[Entries from a dataset of interfaces]
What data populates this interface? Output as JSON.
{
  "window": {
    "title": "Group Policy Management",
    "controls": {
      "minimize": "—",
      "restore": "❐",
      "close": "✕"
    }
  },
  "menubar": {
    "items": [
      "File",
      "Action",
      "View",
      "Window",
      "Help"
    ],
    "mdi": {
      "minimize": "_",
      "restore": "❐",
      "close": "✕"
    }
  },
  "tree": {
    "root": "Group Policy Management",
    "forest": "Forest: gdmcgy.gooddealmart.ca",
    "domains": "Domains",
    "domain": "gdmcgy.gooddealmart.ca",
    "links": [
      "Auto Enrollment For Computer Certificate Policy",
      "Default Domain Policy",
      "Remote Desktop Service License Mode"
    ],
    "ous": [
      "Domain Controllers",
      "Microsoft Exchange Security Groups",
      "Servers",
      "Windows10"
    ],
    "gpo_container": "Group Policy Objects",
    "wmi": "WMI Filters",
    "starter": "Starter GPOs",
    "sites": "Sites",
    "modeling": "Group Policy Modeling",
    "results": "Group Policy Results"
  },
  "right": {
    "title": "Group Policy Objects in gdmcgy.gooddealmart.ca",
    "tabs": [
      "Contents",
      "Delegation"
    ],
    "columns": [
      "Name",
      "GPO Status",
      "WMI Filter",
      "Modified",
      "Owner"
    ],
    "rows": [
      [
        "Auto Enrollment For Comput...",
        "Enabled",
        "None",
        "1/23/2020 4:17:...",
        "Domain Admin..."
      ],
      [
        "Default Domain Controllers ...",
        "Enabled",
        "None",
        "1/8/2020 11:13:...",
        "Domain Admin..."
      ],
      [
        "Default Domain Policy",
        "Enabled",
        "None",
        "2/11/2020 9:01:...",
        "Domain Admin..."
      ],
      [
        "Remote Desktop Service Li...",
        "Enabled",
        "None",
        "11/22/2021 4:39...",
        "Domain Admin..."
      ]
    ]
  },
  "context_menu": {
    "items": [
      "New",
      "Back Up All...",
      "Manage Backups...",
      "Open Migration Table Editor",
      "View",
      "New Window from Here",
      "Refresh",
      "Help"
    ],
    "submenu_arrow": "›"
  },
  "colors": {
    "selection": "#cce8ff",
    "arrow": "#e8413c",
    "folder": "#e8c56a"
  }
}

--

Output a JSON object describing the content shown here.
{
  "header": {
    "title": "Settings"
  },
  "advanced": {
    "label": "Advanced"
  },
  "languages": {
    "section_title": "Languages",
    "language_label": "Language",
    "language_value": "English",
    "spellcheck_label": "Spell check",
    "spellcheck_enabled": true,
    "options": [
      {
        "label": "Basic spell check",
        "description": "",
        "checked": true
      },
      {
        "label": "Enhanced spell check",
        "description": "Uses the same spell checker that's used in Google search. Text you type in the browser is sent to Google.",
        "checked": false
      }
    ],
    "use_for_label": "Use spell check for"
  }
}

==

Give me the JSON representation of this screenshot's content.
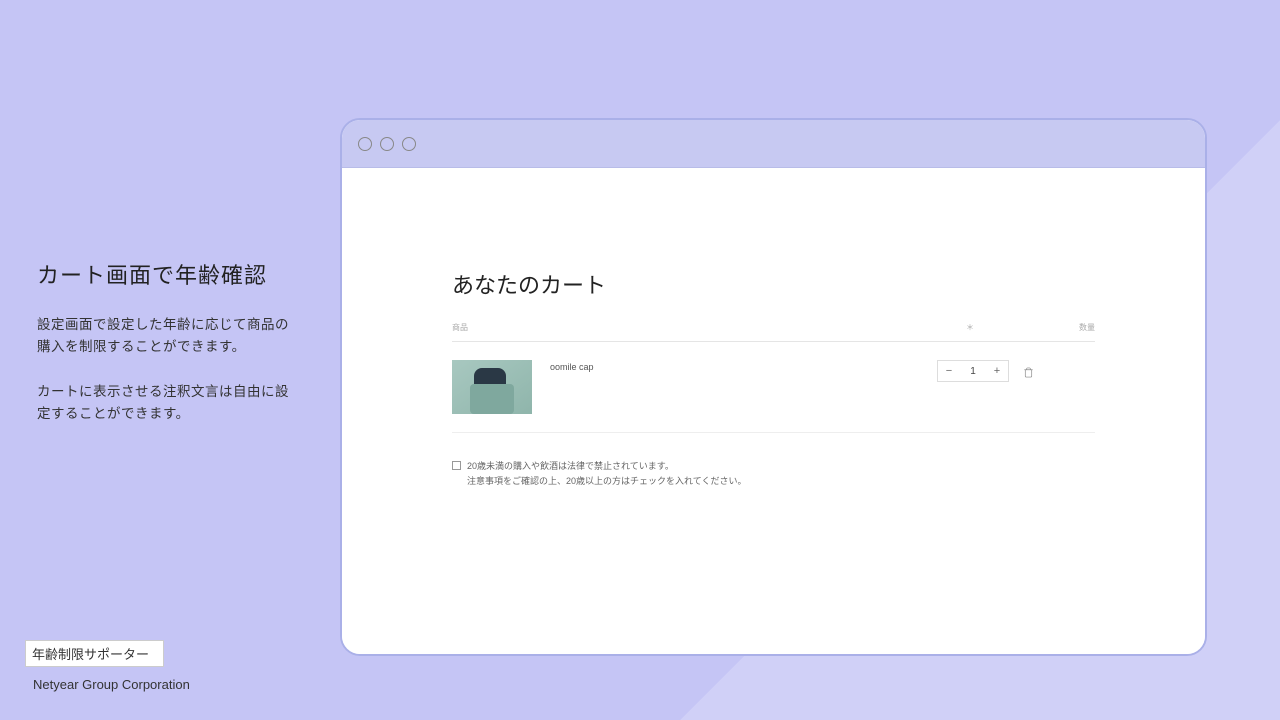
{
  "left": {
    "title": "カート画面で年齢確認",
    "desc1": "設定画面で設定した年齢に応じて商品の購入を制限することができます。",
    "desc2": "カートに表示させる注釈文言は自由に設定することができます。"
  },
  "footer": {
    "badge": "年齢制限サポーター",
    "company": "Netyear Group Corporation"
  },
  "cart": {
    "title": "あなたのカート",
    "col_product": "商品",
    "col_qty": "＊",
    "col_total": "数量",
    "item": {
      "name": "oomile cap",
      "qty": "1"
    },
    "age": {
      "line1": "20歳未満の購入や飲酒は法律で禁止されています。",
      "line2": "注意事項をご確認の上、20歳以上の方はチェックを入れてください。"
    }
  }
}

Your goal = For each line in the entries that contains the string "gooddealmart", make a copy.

Result of the task =
    "forest": "Forest: gdmcgy.gooddealmart.ca",
    "domain": "gdmcgy.gooddealmart.ca",
    "title": "Group Policy Objects in gdmcgy.gooddealmart.ca",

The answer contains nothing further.